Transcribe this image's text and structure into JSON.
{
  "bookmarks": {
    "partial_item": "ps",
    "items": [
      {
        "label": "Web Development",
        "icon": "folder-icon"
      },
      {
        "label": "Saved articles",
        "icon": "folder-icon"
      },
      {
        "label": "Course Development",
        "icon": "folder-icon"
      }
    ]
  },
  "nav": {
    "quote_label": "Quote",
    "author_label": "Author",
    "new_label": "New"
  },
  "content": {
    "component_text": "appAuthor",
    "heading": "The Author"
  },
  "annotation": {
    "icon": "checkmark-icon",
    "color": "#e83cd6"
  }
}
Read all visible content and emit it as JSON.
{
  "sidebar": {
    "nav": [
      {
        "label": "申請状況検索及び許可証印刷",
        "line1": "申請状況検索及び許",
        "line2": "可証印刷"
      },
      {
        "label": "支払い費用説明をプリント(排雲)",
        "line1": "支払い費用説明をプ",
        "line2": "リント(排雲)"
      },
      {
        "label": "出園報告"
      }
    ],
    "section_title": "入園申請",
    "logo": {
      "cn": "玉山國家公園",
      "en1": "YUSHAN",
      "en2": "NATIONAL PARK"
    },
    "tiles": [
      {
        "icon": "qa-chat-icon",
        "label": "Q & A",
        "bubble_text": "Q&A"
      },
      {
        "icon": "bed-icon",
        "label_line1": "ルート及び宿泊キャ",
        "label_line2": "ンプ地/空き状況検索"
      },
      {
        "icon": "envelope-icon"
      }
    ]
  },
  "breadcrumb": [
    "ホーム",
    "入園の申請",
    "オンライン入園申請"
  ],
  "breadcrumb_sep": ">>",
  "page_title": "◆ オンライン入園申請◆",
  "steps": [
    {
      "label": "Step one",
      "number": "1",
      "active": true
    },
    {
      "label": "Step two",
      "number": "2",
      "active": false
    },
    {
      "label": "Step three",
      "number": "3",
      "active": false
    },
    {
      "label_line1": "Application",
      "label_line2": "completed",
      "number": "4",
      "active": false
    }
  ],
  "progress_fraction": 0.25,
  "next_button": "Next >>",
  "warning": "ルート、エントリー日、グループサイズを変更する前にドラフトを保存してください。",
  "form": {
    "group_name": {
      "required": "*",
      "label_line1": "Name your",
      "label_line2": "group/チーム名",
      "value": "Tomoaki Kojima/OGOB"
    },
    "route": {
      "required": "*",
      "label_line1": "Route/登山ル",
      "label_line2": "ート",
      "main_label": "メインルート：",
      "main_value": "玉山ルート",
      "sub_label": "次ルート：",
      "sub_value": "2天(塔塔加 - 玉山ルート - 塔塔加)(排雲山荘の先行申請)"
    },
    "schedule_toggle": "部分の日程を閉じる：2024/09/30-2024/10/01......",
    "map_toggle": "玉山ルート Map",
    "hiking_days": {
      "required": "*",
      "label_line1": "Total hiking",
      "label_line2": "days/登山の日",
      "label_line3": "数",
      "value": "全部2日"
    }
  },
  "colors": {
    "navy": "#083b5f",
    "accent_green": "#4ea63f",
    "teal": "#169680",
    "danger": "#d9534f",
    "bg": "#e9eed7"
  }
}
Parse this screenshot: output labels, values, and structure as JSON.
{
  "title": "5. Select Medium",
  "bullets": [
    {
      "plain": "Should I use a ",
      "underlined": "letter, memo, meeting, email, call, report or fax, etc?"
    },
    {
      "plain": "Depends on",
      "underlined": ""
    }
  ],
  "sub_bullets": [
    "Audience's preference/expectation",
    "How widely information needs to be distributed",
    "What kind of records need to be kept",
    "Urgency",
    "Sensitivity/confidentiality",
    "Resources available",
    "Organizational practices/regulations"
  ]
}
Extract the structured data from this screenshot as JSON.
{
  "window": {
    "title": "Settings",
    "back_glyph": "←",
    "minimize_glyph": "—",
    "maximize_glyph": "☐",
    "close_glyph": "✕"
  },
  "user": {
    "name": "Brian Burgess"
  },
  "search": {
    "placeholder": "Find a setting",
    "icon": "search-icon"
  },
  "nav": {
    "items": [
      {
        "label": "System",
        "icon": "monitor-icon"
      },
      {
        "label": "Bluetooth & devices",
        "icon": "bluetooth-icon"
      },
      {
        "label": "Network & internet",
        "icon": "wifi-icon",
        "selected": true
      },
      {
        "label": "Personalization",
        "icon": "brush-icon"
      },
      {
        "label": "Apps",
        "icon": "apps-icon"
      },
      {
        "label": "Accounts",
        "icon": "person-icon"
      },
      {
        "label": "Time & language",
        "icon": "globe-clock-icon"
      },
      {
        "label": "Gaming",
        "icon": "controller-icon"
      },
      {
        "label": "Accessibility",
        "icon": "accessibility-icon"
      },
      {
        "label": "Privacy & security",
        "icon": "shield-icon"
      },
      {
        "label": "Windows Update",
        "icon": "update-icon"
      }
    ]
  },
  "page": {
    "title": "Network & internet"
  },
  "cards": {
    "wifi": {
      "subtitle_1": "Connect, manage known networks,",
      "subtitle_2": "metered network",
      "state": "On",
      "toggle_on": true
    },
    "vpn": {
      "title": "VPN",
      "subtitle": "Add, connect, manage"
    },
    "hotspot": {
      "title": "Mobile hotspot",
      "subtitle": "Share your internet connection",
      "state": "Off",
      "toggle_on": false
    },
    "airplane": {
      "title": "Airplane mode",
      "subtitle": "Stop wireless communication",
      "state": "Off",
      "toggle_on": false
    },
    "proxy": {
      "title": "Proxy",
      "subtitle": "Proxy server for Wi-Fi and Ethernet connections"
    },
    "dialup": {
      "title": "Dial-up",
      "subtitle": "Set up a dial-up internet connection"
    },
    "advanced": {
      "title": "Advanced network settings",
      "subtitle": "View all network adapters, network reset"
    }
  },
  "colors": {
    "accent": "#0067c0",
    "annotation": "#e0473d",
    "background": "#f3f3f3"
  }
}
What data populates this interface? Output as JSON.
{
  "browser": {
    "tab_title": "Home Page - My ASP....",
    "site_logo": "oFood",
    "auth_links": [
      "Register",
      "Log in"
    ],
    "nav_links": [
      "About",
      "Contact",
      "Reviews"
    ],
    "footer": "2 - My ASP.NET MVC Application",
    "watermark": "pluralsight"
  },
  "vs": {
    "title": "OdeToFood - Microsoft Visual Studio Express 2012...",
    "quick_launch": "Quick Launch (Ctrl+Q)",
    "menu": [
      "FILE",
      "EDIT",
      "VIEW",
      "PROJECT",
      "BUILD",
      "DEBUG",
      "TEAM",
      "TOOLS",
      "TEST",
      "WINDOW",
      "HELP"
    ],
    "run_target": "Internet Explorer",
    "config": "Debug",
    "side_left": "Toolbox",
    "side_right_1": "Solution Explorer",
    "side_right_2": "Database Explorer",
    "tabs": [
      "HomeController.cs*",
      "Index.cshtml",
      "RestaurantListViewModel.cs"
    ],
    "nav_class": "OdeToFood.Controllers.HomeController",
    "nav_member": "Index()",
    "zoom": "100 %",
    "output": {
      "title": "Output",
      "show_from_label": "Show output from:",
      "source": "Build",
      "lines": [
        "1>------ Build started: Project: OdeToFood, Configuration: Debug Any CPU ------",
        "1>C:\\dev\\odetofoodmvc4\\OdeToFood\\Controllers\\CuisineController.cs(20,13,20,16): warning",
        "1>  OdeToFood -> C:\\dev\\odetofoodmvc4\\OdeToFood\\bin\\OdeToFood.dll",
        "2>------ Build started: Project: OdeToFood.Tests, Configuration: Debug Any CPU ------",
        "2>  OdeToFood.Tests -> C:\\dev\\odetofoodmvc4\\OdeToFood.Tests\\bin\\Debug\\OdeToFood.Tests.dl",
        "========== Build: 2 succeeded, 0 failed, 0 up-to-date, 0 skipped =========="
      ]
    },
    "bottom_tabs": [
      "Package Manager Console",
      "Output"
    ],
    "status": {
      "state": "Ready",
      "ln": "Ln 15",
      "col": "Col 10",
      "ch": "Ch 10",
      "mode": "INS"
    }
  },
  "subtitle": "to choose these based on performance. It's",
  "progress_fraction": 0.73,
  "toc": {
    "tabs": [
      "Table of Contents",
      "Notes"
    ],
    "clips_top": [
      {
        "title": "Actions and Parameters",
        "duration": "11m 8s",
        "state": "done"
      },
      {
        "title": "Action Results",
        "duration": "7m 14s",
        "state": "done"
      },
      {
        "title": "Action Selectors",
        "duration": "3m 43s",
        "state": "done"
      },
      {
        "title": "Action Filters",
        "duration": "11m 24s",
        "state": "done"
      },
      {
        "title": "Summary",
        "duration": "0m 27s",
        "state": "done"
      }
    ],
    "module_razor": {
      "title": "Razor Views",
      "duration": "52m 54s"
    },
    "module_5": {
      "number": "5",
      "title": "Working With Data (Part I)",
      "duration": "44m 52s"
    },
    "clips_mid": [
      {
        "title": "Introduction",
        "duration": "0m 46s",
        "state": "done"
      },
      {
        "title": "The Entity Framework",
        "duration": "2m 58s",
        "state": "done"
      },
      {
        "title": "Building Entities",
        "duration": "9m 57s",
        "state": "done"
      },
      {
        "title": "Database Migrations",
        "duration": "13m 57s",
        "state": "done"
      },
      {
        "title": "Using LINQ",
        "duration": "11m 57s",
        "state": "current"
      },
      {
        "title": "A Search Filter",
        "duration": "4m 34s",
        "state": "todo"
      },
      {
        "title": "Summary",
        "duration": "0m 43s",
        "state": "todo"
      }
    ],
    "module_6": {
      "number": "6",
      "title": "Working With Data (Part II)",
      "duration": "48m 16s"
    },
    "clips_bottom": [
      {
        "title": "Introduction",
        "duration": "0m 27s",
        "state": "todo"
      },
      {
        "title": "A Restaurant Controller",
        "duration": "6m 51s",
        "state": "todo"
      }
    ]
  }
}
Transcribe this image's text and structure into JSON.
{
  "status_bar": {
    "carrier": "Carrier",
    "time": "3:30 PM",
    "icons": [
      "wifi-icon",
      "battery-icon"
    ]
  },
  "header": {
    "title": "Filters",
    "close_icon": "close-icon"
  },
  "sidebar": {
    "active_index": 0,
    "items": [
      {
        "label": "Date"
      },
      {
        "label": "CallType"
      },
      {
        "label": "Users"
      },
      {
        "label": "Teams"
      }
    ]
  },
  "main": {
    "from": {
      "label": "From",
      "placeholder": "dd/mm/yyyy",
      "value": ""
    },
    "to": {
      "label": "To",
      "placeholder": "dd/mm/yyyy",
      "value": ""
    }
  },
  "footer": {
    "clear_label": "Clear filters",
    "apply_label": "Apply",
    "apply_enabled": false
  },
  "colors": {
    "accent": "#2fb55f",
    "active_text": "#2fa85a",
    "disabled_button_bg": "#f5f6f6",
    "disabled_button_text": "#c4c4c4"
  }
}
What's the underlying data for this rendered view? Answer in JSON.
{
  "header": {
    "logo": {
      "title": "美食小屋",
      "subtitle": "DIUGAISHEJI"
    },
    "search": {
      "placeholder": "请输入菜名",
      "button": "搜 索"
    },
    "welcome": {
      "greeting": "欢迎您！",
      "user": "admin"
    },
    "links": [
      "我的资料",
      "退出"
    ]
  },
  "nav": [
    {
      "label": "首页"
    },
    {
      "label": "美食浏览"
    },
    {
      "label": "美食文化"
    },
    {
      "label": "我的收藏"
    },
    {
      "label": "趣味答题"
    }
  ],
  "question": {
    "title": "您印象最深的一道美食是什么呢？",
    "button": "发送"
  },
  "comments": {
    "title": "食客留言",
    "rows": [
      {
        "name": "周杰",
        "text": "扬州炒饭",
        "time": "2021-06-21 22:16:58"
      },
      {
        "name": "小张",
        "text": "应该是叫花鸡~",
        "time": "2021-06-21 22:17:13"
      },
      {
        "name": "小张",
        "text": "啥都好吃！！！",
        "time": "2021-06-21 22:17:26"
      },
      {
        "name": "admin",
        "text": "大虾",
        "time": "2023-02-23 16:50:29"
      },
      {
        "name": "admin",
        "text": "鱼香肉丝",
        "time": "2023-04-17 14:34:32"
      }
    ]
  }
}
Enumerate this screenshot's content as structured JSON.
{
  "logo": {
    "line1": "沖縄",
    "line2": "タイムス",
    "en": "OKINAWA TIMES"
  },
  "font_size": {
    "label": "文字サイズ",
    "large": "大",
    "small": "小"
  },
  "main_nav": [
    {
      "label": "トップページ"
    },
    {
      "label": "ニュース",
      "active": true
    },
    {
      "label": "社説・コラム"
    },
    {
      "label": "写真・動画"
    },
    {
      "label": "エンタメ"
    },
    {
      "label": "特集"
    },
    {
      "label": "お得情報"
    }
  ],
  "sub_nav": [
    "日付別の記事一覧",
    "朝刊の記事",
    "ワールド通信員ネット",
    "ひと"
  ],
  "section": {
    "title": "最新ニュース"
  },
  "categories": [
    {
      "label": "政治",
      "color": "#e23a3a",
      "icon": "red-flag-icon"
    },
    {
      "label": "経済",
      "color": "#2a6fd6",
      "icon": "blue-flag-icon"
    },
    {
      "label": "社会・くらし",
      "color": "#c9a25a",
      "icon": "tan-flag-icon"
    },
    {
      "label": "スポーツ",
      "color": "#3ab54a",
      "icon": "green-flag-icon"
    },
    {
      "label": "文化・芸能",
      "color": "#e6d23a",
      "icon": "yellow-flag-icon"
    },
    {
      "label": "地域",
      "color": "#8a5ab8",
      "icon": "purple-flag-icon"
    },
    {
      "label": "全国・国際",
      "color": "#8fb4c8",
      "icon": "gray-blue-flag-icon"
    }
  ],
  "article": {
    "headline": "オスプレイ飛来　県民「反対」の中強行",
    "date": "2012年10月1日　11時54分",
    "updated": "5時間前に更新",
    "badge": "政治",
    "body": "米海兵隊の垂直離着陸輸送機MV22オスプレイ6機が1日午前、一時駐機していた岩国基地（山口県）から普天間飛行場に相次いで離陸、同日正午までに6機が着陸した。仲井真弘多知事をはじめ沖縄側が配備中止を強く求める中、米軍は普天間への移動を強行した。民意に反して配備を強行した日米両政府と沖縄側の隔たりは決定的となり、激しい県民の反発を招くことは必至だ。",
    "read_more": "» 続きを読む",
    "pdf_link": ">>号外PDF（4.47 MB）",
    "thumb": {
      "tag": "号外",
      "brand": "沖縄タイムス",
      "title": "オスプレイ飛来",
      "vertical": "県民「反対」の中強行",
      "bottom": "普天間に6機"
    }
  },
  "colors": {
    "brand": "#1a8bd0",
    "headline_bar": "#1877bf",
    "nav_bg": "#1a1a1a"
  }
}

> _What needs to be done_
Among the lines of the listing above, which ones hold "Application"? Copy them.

> _Exercise result_
      "label_line1": "Application",
    "footer": "2 - My ASP.NET MVC Application",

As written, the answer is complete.